July 3rd, 2013 (F1plus/E. Marshall).- It’s a fickle game being a Formula One driver. One weekend you are heralded as a world beater, only for the sharks to circle before you’ve had time to take stock.
Without proper qualifications we are all prone to pass judgement on the current crop of stars from time to time, conjuring up notions which can live with individuals regardless of what they later go on to achieve.
A prime example of this is Nico Rosberg, arguably the sport’s greatest puzzle for some time now. Despite glimpses of brilliance, few could unequivocally say whether the German belonged alongside the sport’s top elite or if he was yet another promising talent who failed to deliver the goods.
After often singlehandedly leading the Williams assault, many expected big things when he finally bagged a dream move to Brackley. Even then the case remained adjourned, with the mature methods which wrapped up his debut victory in China failing to strike a decisive blow to sceptics. Of course the Monaco-based star was not helped by the collapse of the W03 as the season drew on, but this excuse wore thin when intertwined with his inability to eclipse an autumnal Michael Schumacher on a regular basis. The sight of the outgoing champion overcoming the worst of the Brazilian elements whilst Rosberg was out at sea in fifteenth only compounded this notion and raised worrying concerns about how he would match up against a hungry Lewis Hamilton – with many predicting a white wash for the arriving Brit.
But this has simply been wide of the mark, with German being more than a match for the 2008 World Champion and gaining the greater spoils in terms of race results. Yes Hamilton has indeed been unlucky, his exploits in Silverstone a prime example, but so too has Rosberg – the most recognisable being in Melbourne, where his qualifying preparations were foiled by unreliability in practice before more gremlins struck during the race, and in China where a suspension failure put paid to any hope of points.

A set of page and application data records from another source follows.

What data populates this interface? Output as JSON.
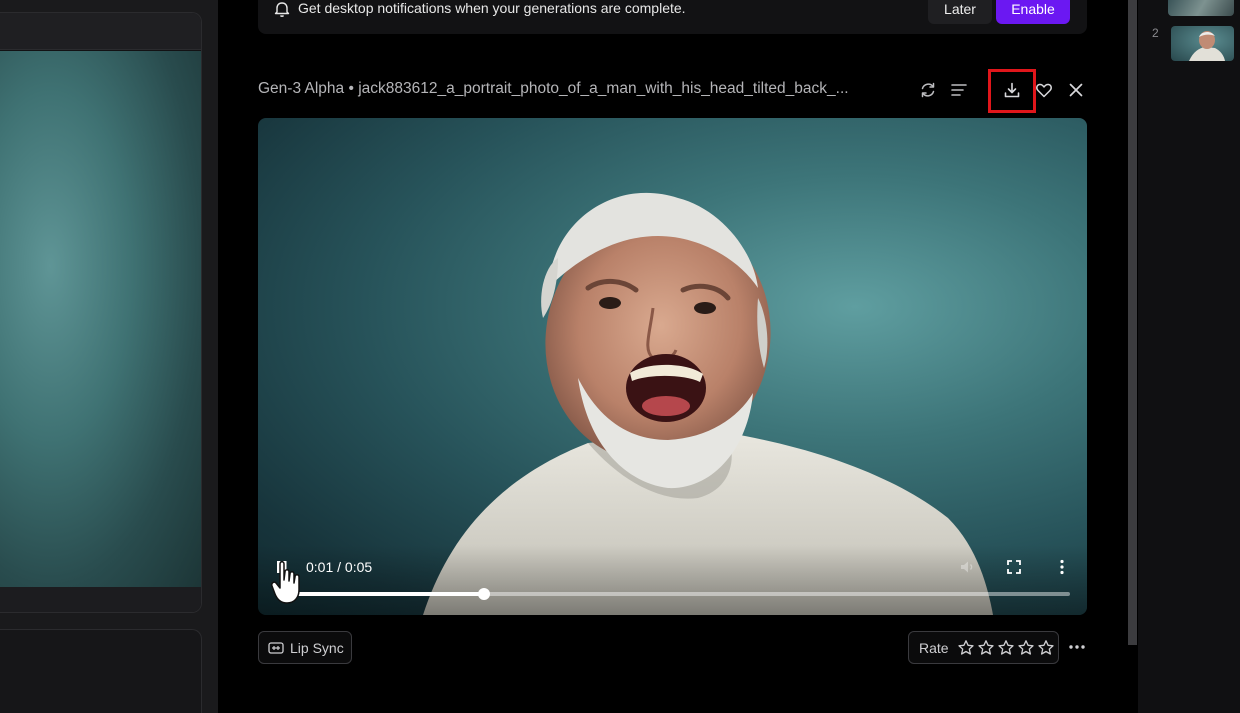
{
  "notification": {
    "text": "Get desktop notifications when your generations are complete.",
    "later_label": "Later",
    "enable_label": "Enable"
  },
  "generation": {
    "title": "Gen-3 Alpha • jack883612_a_portrait_photo_of_a_man_with_his_head_tilted_back_..."
  },
  "toolbar_icons": [
    "refresh-icon",
    "details-icon",
    "download-icon",
    "favorite-icon",
    "close-icon"
  ],
  "player": {
    "time": "0:01 / 0:05",
    "progress": 0.26
  },
  "actions": {
    "lip_sync_label": "Lip Sync",
    "rate_label": "Rate",
    "star_count": 5
  },
  "right_rail": {
    "item_number": "2"
  },
  "colors": {
    "accent": "#6b18f2",
    "highlight": "#e0161b"
  }
}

Undeniably, the dramatic drop off in race pace at times remains a real concern, especially when up against a lion like Hamilton in the same car. Nevertheless, Rosberg appears to have taken the definitive turn this season; now a multiple winner few can question neither his credentials nor his ability to run at the front. Whilst time will tell if he can take the decisive step and become a serious title contender year-on-year, 2013 has given the most definitive answer yet of his talent and at 28 he could well be entering a golden period.
Another standing on uneven ground was Paul di Resta, who like Rosberg show glimpses of greatness but also sharp does of mediocrity. As with the Mercedes driver, Brazil was a poignant sight for the Scotsman; smashing his Force India in the barrier as team-mate Nico Hulkenberg flirted with victory itself. Following a good debut year, much was expected of the sophomore and all in all he went some way to deliver. But Di Resta was a dealt a body blow to his confidence when his form appeared to dwindle during the second half of the year – a fact only made worse by the rise in stock of his team-mate with his own batch of strong results. Coupled with being snubbed by top teams for a future, not even the high point of Singapore could reverse fortunes, with an unidentified crack in his chassis playing havoc with performance.
But instead of sulking or dwindling further, the 27-year-old has bounced back admirably. Despite nut jamming in Malaysia; qualifying disappointments in Monaco and Canada along with his Silverstone demotion, Di Resta has been nothing short of outstanding. Six consecutive points’ finishes have been built thanks to a series of stunning comeback drives, full of the vigour and ruthlessness to succeed alongside the overtaking prowess of the very best. It’s quite accepted that despite a string of good weekends, Formula One has yet to see the true potential of the VJM06, but should he manage to prepare without encountering difficulty, there is no doubt that a big result is just around the corner for Di Resta – one which he must grab hold of with open arms.
All the same, there still exists a fear that a passage to a top team may elude Di Resta, regardless of what he may achieve on track – with the fact he hasn’t tipped for a step forward in 2014 slightly alarming. There is no doubt that Force India is doing an outstanding job, but the Silverstone-based outfit is riding the crest of a wave at the minute and maximising the resources on offer to it. There is no guarantee that this approach will bring the same level of competitiveness in future, especially with rule changes set to stretch costs.
Therefore Di Resta will be hoping that the stars align at the right time so that he can have a fair crack at the front and does not hit the same glass ceiling which encircled the careers of fellow nationals Derek Warwick and Martin Brundle.
But that is a matter for the future as like Rosberg, Di Resta has gone someway to prove the doubters wrong and show yet again that some drivers just can’t be written off.